Read the records below. Copy each line where the string "subject" occurs.

----------

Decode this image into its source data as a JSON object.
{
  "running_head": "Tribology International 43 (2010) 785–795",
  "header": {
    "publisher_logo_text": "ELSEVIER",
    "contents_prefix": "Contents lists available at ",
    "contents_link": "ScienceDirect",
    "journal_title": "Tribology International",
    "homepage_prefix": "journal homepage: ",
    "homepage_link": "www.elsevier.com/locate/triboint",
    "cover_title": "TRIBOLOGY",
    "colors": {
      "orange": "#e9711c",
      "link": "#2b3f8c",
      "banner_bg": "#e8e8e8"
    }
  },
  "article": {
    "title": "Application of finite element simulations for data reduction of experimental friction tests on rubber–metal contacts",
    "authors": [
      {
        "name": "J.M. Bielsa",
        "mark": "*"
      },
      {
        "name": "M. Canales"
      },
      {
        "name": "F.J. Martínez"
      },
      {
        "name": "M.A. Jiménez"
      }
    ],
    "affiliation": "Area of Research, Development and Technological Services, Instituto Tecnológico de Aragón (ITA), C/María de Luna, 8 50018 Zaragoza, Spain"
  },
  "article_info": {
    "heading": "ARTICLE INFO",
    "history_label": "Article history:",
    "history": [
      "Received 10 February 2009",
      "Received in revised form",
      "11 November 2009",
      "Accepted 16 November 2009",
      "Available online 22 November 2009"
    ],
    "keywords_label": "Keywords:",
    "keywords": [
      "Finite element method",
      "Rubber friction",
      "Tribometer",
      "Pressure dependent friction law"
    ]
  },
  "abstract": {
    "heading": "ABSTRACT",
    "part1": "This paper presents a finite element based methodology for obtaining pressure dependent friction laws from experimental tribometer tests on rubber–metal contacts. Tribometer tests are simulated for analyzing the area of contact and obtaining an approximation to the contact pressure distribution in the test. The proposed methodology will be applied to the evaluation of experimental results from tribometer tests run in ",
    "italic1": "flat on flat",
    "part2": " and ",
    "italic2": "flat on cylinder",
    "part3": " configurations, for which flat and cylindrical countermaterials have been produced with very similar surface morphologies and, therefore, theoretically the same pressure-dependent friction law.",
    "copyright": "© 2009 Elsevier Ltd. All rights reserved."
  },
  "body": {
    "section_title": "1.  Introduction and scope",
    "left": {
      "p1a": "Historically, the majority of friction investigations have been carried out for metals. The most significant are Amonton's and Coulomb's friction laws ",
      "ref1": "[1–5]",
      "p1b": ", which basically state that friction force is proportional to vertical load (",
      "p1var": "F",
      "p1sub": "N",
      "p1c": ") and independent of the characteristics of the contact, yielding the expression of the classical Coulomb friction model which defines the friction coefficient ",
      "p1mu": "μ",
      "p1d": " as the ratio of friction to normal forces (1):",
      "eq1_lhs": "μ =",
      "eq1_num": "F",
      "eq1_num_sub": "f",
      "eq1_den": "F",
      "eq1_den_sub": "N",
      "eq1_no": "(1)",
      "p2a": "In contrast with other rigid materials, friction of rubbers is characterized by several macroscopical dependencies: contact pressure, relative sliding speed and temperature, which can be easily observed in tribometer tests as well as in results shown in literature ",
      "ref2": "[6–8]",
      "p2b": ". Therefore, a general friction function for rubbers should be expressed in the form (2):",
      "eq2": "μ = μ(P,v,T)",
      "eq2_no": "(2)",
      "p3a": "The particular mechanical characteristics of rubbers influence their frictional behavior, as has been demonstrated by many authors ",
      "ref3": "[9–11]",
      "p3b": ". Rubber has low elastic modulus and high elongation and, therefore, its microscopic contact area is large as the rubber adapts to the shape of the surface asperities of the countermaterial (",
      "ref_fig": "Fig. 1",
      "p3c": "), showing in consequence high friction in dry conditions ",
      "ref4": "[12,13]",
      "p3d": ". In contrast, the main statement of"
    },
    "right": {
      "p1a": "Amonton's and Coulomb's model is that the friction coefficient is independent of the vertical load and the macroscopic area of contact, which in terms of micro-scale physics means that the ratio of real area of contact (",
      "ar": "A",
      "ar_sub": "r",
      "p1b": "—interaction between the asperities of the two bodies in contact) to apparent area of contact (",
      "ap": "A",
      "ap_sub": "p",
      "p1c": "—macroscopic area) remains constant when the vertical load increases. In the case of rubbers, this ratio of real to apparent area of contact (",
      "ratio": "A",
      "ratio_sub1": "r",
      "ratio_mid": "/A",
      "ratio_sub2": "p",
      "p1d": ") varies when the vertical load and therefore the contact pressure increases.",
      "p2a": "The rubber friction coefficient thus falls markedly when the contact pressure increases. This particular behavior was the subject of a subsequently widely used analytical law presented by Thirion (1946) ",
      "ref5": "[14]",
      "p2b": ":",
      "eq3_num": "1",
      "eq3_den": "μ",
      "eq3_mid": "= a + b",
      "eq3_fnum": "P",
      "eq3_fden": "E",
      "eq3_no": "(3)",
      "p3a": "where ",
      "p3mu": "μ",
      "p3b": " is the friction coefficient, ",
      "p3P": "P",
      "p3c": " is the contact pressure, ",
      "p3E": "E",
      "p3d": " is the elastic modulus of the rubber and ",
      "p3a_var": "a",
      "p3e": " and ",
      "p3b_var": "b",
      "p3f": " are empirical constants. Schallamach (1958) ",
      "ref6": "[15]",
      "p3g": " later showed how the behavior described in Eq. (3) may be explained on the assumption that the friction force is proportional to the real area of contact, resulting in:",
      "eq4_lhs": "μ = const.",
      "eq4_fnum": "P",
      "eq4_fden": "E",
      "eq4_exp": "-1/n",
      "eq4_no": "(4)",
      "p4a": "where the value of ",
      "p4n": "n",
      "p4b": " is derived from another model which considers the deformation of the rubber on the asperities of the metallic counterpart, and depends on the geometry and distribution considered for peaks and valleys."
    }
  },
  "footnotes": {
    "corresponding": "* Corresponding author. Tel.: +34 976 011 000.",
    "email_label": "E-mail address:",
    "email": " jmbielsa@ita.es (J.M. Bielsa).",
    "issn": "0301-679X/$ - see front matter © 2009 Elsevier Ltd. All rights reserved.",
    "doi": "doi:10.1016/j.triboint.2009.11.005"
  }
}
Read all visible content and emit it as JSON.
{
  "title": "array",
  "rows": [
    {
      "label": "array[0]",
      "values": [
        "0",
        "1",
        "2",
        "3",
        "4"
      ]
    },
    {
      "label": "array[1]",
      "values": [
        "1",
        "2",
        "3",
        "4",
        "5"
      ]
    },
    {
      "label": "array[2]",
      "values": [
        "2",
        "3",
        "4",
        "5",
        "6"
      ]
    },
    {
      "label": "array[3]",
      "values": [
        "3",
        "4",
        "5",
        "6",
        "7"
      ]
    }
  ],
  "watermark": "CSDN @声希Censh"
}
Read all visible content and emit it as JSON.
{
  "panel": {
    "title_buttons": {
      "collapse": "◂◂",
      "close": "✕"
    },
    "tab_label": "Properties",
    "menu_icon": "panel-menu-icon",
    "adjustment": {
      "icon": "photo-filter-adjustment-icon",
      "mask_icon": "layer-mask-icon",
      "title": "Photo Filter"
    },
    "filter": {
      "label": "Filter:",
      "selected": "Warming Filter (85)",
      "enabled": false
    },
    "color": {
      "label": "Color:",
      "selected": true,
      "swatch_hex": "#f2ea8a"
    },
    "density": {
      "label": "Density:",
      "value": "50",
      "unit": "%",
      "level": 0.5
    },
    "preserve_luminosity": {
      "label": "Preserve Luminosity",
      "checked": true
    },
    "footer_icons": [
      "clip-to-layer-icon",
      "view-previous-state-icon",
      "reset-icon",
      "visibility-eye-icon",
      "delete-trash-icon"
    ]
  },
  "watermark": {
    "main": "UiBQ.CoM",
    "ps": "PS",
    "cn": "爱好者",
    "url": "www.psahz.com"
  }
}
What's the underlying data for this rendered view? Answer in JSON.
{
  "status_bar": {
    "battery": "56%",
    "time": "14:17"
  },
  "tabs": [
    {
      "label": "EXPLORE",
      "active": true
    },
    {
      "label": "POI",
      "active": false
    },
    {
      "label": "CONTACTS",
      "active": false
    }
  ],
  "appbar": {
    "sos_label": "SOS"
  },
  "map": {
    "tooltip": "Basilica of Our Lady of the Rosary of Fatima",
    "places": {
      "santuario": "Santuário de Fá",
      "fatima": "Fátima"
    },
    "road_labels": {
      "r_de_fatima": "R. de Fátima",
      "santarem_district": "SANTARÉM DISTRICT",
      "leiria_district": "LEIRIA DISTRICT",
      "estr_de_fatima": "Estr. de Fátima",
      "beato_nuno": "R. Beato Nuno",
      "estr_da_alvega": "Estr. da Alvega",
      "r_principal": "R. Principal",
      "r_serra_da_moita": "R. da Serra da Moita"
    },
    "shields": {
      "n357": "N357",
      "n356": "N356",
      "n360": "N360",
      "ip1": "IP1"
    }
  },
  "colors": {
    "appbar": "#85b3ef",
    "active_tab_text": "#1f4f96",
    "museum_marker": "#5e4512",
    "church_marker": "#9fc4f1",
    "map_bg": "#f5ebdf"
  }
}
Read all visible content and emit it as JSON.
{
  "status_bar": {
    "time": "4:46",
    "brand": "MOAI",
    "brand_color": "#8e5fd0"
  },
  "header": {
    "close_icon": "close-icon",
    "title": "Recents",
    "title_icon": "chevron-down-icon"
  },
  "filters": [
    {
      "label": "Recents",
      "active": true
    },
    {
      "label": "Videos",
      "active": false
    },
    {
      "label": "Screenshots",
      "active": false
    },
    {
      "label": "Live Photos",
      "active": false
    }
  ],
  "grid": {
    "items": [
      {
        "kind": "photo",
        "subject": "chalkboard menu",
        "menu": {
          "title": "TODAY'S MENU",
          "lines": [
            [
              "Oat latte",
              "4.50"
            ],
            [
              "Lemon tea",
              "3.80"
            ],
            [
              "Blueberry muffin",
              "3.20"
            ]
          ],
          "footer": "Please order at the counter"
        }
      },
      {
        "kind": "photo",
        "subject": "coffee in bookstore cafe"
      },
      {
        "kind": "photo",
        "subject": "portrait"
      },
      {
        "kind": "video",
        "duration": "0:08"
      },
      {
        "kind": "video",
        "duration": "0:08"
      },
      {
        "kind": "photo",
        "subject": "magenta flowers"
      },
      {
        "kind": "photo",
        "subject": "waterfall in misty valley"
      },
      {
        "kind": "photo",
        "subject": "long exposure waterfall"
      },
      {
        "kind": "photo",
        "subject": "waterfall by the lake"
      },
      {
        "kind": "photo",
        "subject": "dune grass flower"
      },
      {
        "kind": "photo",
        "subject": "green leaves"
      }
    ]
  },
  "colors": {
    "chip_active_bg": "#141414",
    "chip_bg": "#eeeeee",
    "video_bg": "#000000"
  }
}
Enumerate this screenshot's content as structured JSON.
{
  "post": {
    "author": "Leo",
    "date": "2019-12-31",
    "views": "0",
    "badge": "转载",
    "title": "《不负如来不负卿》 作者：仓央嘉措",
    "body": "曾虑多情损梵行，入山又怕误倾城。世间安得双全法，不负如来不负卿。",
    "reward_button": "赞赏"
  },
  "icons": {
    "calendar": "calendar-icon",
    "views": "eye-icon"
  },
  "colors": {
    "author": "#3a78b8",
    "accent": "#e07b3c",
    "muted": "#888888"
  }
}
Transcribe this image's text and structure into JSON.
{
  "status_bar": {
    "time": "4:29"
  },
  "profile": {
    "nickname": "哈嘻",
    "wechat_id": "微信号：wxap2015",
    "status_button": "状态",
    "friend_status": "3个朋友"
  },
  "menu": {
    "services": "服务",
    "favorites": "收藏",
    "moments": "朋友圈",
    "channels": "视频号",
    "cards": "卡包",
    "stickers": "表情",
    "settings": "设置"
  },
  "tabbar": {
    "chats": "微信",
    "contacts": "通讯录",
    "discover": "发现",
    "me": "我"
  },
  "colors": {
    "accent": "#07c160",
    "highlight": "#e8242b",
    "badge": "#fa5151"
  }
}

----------

#### Answer box
      "p2a": "The rubber friction coefficient thus falls markedly when the contact pressure increases. This particular behavior was the subject of a subsequently widely used analytical law presented by Thirion (1946) ",
        "subject": "chalkboard menu",
        "subject": "coffee in bookstore cafe"
        "subject": "portrait"
        "subject": "magenta flowers"
        "subject": "waterfall in misty valley"
        "subject": "long exposure waterfall"
        "subject": "waterfall by the lake"
        "subject": "dune grass flower"
        "subject": "green leaves"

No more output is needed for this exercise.